Is it the best memories I want her to have? A mix of the best and the worst? Only the ones in which I’ve sacrificed? Those times when my guy gets home from working a double – exhausted – because he’s supporting his woman’s dreams while taking care of his family?

I also wonder if maybe it happens this way because these years are not about her remembering. These years are for us. My guy and I cuddling in bed, giggling, our knees touching, hands tickling. Whispering loudly, hoping to steal a few moments before the baby wakes up or goes to sleep or finishes her bottle. 

It would be interesting to find these moments are less about Naomi – seeing her parents as they were before they became the people who “always tell her what to do” – and more about me discovering the strength to stay up late to write my books, or study, or take exams because I want my days to be filled with baby giggles and walks. Or daddy, working doubles and coming home to hold her in his arms. Her dropping everything she’s doing to sprint across the room and throw something at him. This is her ‘hi, I’m so excited to see you, daddy. Here’s my favorite toy of the day’. 

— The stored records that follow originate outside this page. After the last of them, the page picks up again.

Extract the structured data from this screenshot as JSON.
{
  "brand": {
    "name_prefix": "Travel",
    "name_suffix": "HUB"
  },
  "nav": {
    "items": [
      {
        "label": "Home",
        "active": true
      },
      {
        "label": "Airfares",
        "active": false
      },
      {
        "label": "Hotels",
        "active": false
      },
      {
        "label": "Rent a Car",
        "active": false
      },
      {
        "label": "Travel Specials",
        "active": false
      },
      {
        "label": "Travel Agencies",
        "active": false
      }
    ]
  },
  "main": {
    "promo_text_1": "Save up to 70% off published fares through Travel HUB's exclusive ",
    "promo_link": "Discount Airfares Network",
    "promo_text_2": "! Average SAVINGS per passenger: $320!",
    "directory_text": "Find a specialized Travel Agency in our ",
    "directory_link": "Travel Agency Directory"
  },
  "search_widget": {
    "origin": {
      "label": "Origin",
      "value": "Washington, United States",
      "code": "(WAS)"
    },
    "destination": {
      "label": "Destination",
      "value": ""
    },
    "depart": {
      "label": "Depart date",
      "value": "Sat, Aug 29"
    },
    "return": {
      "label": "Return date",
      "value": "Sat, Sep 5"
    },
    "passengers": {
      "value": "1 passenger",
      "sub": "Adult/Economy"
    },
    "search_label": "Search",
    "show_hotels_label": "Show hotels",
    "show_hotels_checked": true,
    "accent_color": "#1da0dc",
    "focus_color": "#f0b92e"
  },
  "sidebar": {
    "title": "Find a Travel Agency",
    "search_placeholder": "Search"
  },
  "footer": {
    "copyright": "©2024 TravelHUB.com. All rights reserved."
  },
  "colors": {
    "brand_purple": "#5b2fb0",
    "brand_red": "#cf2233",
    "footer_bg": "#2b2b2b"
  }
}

I wonder if these small moments that remind us to hold on through the money troubles, or stay strong through a pandemic, or unite ahead frustrations are just for us. 

Now that this realization unfolds as I write this I feel a cathartic release. That I shouldn’t be so afraid or worried about what she’ll remember. That I’ll enjoy this just for us. And what will come; may.